DATA EXCERPTS: Begin
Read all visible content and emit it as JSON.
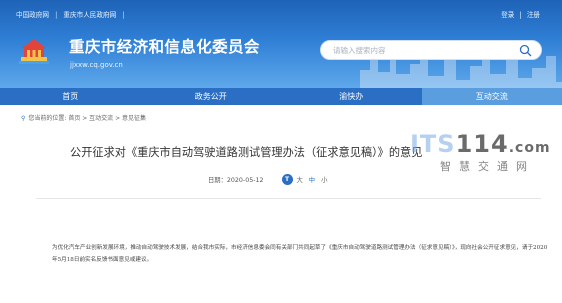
{
  "top_links": [
    "中国政府网",
    "|",
    "重庆市人民政府网",
    "|"
  ],
  "auth": {
    "login": "登录",
    "sep": "|",
    "register": "注册"
  },
  "site": {
    "title": "重庆市经济和信息化委员会",
    "domain": "jjxxw.cq.gov.cn"
  },
  "search": {
    "placeholder": "请输入搜索内容"
  },
  "nav": [
    {
      "label": "首页",
      "active": false
    },
    {
      "label": "政务公开",
      "active": false
    },
    {
      "label": "渝快办",
      "active": false
    },
    {
      "label": "互动交流",
      "active": true
    }
  ],
  "breadcrumb": "您当前的位置:  首页 > 互动交流 > 意见征集",
  "article": {
    "title": "公开征求对《重庆市自动驾驶道路测试管理办法（征求意见稿）》的意见",
    "date": "日期：2020-05-12",
    "font_badge": "T",
    "font_sizes": [
      "大",
      "中",
      "小"
    ],
    "body": "为优化汽车产业创新发展环境，推动自动驾驶技术发展，结合我市实际，市经济信息委会同有关部门共同起草了《重庆市自动驾驶道路测试管理办法（征求意见稿）》，现向社会公开征求意见，请于2020年5月18日前实名反馈书面意见或建议。"
  },
  "watermark": {
    "brand_a": "ITS",
    "brand_b": "114",
    "brand_c": ".com",
    "tagline": "智慧交通网"
  },
  "colors": {
    "nav_bg": "#2a6fc4",
    "nav_active": "#5b9ee0",
    "banner": "#2f7fd6"
  }
}
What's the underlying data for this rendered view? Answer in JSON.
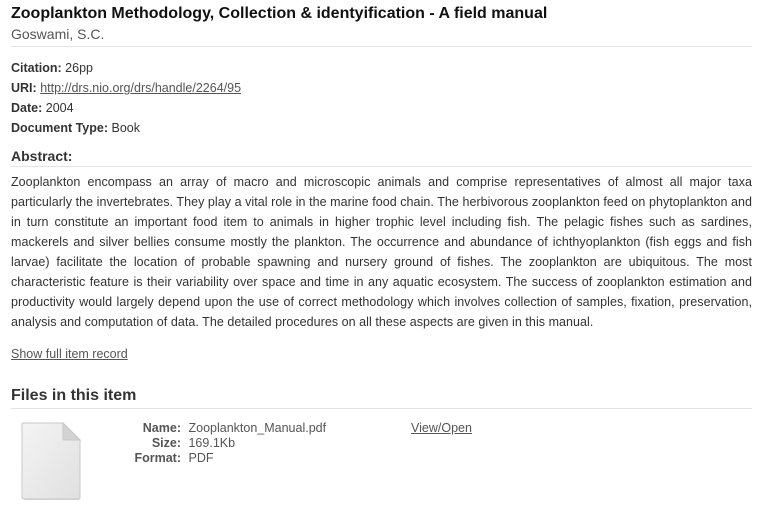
{
  "item": {
    "title": "Zooplankton Methodology, Collection & identyification - A field manual",
    "author": "Goswami, S.C."
  },
  "metadata": {
    "citation_label": "Citation:",
    "citation_value": "26pp",
    "uri_label": "URI:",
    "uri_value": "http://drs.nio.org/drs/handle/2264/95",
    "date_label": "Date:",
    "date_value": "2004",
    "doctype_label": "Document Type:",
    "doctype_value": "Book"
  },
  "abstract": {
    "heading": "Abstract:",
    "text": "Zooplankton encompass an array of macro and microscopic animals and comprise representatives of almost all major taxa particularly the invertebrates. They play a vital role in the marine food chain. The herbivorous zooplankton feed on phytoplankton and in turn constitute an important food item to animals in higher trophic level including fish. The pelagic fishes such as sardines, mackerels and silver bellies consume mostly the plankton. The occurrence and abundance of ichthyoplankton (fish eggs and fish larvae) facilitate the location of probable spawning and nursery ground of fishes. The zooplankton are ubiquitous. The most characteristic feature is their variability over space and time in any aquatic ecosystem. The success of zooplankton estimation and productivity would largely depend upon the use of correct methodology which involves collection of samples, fixation, preservation, analysis and computation of data. The detailed procedures on all these aspects are given in this manual."
  },
  "links": {
    "full_record": "Show full item record"
  },
  "files": {
    "heading": "Files in this item",
    "items": [
      {
        "icon": "file-document-icon",
        "name_label": "Name:",
        "name_value": "Zooplankton_Manual.pdf",
        "size_label": "Size:",
        "size_value": "169.1Kb",
        "format_label": "Format:",
        "format_value": "PDF",
        "action_label": "View/Open"
      }
    ]
  },
  "colors": {
    "text": "#333333",
    "link": "#555555",
    "divider": "#e3e3e3"
  }
}
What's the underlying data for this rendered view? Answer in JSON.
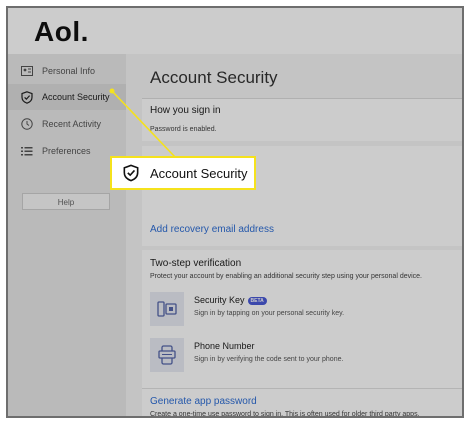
{
  "header": {
    "logo": "Aol."
  },
  "sidebar": {
    "items": [
      {
        "label": "Personal Info",
        "icon": "id-card-icon"
      },
      {
        "label": "Account Security",
        "icon": "shield-check-icon"
      },
      {
        "label": "Recent Activity",
        "icon": "clock-icon"
      },
      {
        "label": "Preferences",
        "icon": "list-icon"
      }
    ],
    "help_label": "Help"
  },
  "main": {
    "title": "Account Security",
    "sign_in": {
      "heading": "How you sign in",
      "status": "Password is enabled."
    },
    "recovery_link": "Add recovery email address",
    "two_step": {
      "heading": "Two-step verification",
      "description": "Protect your account by enabling an additional security step using your personal device.",
      "methods": [
        {
          "title": "Security Key",
          "badge": "BETA",
          "description": "Sign in by tapping on your personal security key.",
          "icon": "security-key-icon"
        },
        {
          "title": "Phone Number",
          "description": "Sign in by verifying the code sent to your phone.",
          "icon": "phone-icon"
        }
      ]
    },
    "app_password": {
      "link": "Generate app password",
      "description": "Create a one-time use password to sign in. This is often used for older third party apps."
    }
  },
  "callout": {
    "label": "Account Security",
    "icon": "shield-check-icon"
  },
  "colors": {
    "highlight": "#f5e21c",
    "link": "#2f6fd6",
    "overlay": "rgba(0,0,0,0.20)"
  }
}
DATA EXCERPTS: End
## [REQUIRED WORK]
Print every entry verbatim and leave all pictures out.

## [ANSWER TO THIS EXERCISE]
Read all visible content and emit it as JSON.
{
  "top_links": [
    "中国政府网",
    "|",
    "重庆市人民政府网",
    "|"
  ],
  "auth": {
    "login": "登录",
    "sep": "|",
    "register": "注册"
  },
  "site": {
    "title": "重庆市经济和信息化委员会",
    "domain": "jjxxw.cq.gov.cn"
  },
  "search": {
    "placeholder": "请输入搜索内容"
  },
  "nav": [
    {
      "label": "首页",
      "active": false
    },
    {
      "label": "政务公开",
      "active": false
    },
    {
      "label": "渝快办",
      "active": false
    },
    {
      "label": "互动交流",
      "active": true
    }
  ],
  "breadcrumb": "您当前的位置:  首页 > 互动交流 > 意见征集",
  "article": {
    "title": "公开征求对《重庆市自动驾驶道路测试管理办法（征求意见稿）》的意见",
    "date": "日期：2020-05-12",
    "font_badge": "T",
    "font_sizes": [
      "大",
      "中",
      "小"
    ],
    "body": "为优化汽车产业创新发展环境，推动自动驾驶技术发展，结合我市实际，市经济信息委会同有关部门共同起草了《重庆市自动驾驶道路测试管理办法（征求意见稿）》，现向社会公开征求意见，请于2020年5月18日前实名反馈书面意见或建议。"
  },
  "watermark": {
    "brand_a": "ITS",
    "brand_b": "114",
    "brand_c": ".com",
    "tagline": "智慧交通网"
  },
  "colors": {
    "nav_bg": "#2a6fc4",
    "nav_active": "#5b9ee0",
    "banner": "#2f7fd6"
  }
}
What's the underlying data for this rendered view? Answer in JSON.
{
  "item": {
    "title": "Zooplankton Methodology, Collection & identyification - A field manual",
    "author": "Goswami, S.C."
  },
  "metadata": {
    "citation_label": "Citation:",
    "citation_value": "26pp",
    "uri_label": "URI:",
    "uri_value": "http://drs.nio.org/drs/handle/2264/95",
    "date_label": "Date:",
    "date_value": "2004",
    "doctype_label": "Document Type:",
    "doctype_value": "Book"
  },
  "abstract": {
    "heading": "Abstract:",
    "text": "Zooplankton encompass an array of macro and microscopic animals and comprise representatives of almost all major taxa particularly the invertebrates. They play a vital role in the marine food chain. The herbivorous zooplankton feed on phytoplankton and in turn constitute an important food item to animals in higher trophic level including fish. The pelagic fishes such as sardines, mackerels and silver bellies consume mostly the plankton. The occurrence and abundance of ichthyoplankton (fish eggs and fish larvae) facilitate the location of probable spawning and nursery ground of fishes. The zooplankton are ubiquitous. The most characteristic feature is their variability over space and time in any aquatic ecosystem. The success of zooplankton estimation and productivity would largely depend upon the use of correct methodology which involves collection of samples, fixation, preservation, analysis and computation of data. The detailed procedures on all these aspects are given in this manual."
  },
  "links": {
    "full_record": "Show full item record"
  },
  "files": {
    "heading": "Files in this item",
    "items": [
      {
        "icon": "file-document-icon",
        "name_label": "Name:",
        "name_value": "Zooplankton_Manual.pdf",
        "size_label": "Size:",
        "size_value": "169.1Kb",
        "format_label": "Format:",
        "format_value": "PDF",
        "action_label": "View/Open"
      }
    ]
  },
  "colors": {
    "text": "#333333",
    "link": "#555555",
    "divider": "#e3e3e3"
  }
}
What's the underlying data for this rendered view? Answer in JSON.
{
  "header": {
    "logo": "Aol."
  },
  "sidebar": {
    "items": [
      {
        "label": "Personal Info",
        "icon": "id-card-icon"
      },
      {
        "label": "Account Security",
        "icon": "shield-check-icon"
      },
      {
        "label": "Recent Activity",
        "icon": "clock-icon"
      },
      {
        "label": "Preferences",
        "icon": "list-icon"
      }
    ],
    "help_label": "Help"
  },
  "main": {
    "title": "Account Security",
    "sign_in": {
      "heading": "How you sign in",
      "status": "Password is enabled."
    },
    "recovery_link": "Add recovery email address",
    "two_step": {
      "heading": "Two-step verification",
      "description": "Protect your account by enabling an additional security step using your personal device.",
      "methods": [
        {
          "title": "Security Key",
          "badge": "BETA",
          "description": "Sign in by tapping on your personal security key.",
          "icon": "security-key-icon"
        },
        {
          "title": "Phone Number",
          "description": "Sign in by verifying the code sent to your phone.",
          "icon": "phone-icon"
        }
      ]
    },
    "app_password": {
      "link": "Generate app password",
      "description": "Create a one-time use password to sign in. This is often used for older third party apps."
    }
  },
  "callout": {
    "label": "Account Security",
    "icon": "shield-check-icon"
  },
  "colors": {
    "highlight": "#f5e21c",
    "link": "#2f6fd6",
    "overlay": "rgba(0,0,0,0.20)"
  }
}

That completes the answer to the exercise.